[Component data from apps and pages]
.....

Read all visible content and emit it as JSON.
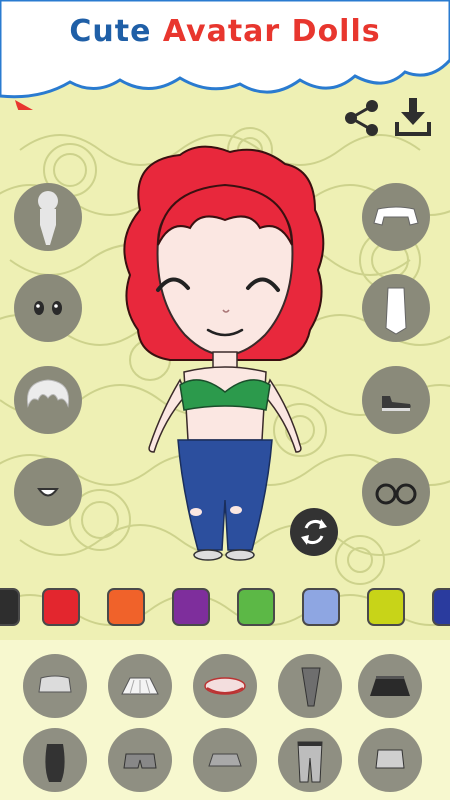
{
  "app": {
    "title_word1": "Cute",
    "title_word2": "Avatar Dolls"
  },
  "icons": {
    "share": "share-icon",
    "download": "download-icon",
    "shuffle": "shuffle-icon"
  },
  "left_tools": [
    "body-tool",
    "eyes-tool",
    "hair-tool",
    "mouth-tool"
  ],
  "right_tools": [
    "top-tool",
    "skirt-tool",
    "shoes-tool",
    "glasses-tool"
  ],
  "colors": {
    "accent_blue": "#1f5fa7",
    "accent_red": "#e8362e",
    "hair": "#e8283c",
    "top": "#2c9a4c",
    "jeans": "#2c4f9e",
    "palette": [
      "#2e2e2e",
      "#e3262e",
      "#f0622a",
      "#7e2e9c",
      "#5cb846",
      "#8ea6e2",
      "#c8d418",
      "#2a3b9e"
    ]
  },
  "drawer_items": [
    "crop-top-item",
    "pleated-skirt-item",
    "red-white-skirt-item",
    "pencil-skirt-item",
    "black-ruffle-skirt-item",
    "dark-dress-item",
    "gray-shorts-item",
    "gray-mini-skirt-item",
    "ripped-jeans-item",
    "gray-skirt-item"
  ]
}
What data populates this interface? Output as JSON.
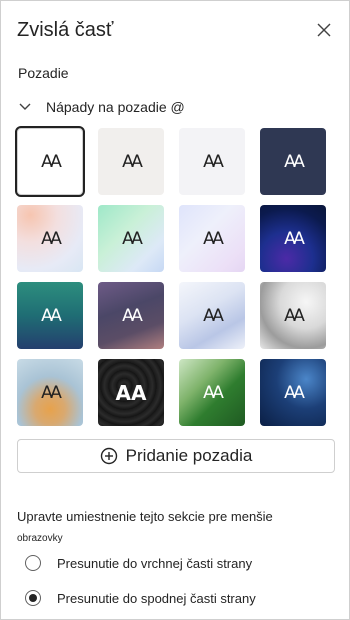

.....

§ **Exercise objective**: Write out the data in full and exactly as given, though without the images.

§ **Answer box**:
Read all visible content and emit it as JSON.
{
  "app": {
    "title_word1": "Cute",
    "title_word2": "Avatar Dolls"
  },
  "icons": {
    "share": "share-icon",
    "download": "download-icon",
    "shuffle": "shuffle-icon"
  },
  "left_tools": [
    "body-tool",
    "eyes-tool",
    "hair-tool",
    "mouth-tool"
  ],
  "right_tools": [
    "top-tool",
    "skirt-tool",
    "shoes-tool",
    "glasses-tool"
  ],
  "colors": {
    "accent_blue": "#1f5fa7",
    "accent_red": "#e8362e",
    "hair": "#e8283c",
    "top": "#2c9a4c",
    "jeans": "#2c4f9e",
    "palette": [
      "#2e2e2e",
      "#e3262e",
      "#f0622a",
      "#7e2e9c",
      "#5cb846",
      "#8ea6e2",
      "#c8d418",
      "#2a3b9e"
    ]
  },
  "drawer_items": [
    "crop-top-item",
    "pleated-skirt-item",
    "red-white-skirt-item",
    "pencil-skirt-item",
    "black-ruffle-skirt-item",
    "dark-dress-item",
    "gray-shorts-item",
    "gray-mini-skirt-item",
    "ripped-jeans-item",
    "gray-skirt-item"
  ]
}
What data populates this interface? Output as JSON.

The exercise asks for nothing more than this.